## WHAT IS REQUIRED
Only lines containing the string "JSON" belong in the answer; copy all of them from the entries.

····················

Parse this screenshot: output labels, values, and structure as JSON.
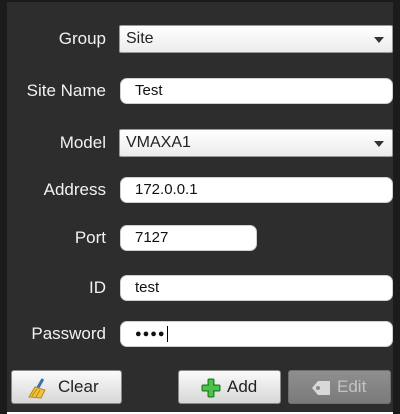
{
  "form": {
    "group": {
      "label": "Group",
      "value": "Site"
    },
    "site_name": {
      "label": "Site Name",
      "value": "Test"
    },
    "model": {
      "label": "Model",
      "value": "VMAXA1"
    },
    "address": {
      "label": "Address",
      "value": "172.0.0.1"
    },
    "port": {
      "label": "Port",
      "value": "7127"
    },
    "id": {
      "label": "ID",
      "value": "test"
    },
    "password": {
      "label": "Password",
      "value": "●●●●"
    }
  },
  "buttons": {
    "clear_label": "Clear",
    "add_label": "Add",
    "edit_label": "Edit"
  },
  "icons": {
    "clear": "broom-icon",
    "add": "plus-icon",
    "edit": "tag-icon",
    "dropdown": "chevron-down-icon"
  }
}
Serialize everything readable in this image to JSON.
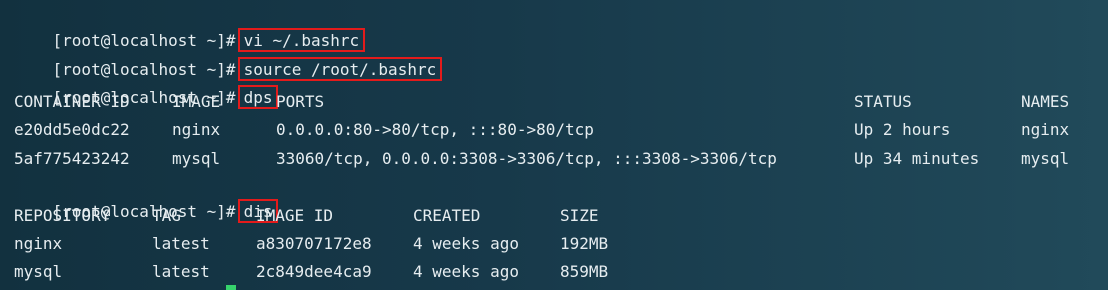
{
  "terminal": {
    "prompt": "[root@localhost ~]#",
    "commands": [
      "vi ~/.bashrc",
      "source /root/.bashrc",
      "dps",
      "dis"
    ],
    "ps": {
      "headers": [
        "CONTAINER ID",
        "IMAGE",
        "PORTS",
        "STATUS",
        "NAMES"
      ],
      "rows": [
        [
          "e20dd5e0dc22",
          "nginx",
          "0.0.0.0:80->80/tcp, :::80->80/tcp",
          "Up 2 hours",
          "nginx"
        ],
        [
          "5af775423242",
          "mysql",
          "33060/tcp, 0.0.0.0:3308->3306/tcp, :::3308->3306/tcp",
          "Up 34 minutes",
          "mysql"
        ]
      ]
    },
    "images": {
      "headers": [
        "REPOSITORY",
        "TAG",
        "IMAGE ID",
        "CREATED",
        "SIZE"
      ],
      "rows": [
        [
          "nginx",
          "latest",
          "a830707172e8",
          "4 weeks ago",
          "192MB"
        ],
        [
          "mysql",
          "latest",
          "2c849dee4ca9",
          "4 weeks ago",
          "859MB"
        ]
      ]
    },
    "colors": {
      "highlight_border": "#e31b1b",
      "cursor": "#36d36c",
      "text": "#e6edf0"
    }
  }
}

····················

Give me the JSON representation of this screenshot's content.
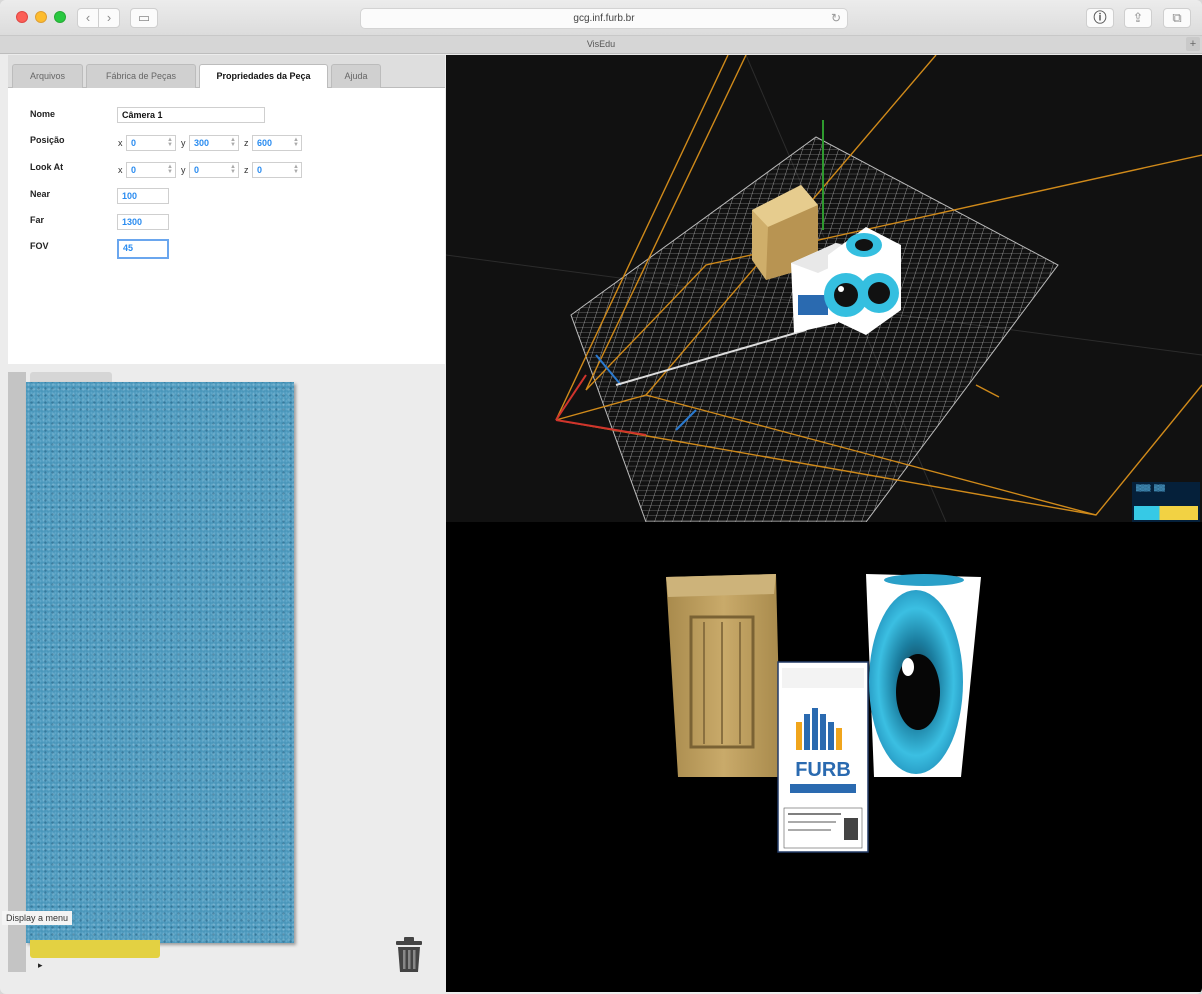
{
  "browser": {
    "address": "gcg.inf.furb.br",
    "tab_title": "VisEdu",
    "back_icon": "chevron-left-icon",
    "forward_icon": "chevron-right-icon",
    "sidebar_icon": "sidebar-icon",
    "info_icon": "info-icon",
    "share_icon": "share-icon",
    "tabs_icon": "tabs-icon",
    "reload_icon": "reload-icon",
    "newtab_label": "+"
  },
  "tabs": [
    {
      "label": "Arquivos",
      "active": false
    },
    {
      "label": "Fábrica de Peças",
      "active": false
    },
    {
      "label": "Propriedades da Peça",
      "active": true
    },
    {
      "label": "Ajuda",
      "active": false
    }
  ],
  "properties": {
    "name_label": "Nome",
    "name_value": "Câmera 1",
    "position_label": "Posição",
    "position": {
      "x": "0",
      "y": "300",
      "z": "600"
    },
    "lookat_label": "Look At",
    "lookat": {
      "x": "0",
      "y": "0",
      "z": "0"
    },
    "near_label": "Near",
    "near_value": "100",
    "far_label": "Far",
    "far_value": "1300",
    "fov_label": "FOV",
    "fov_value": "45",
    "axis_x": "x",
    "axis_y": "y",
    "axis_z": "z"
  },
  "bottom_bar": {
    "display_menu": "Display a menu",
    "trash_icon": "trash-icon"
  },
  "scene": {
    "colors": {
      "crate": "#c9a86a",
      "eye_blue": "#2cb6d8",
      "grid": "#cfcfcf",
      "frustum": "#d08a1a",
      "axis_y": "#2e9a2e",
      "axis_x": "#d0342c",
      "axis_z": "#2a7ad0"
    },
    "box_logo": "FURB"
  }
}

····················

## RESULT FOR THIS TASK
Parse this screenshot: output labels, values, and structure as JSON.
Serialize everything readable in this image to JSON.
Give me the JSON representation of this screenshot's content.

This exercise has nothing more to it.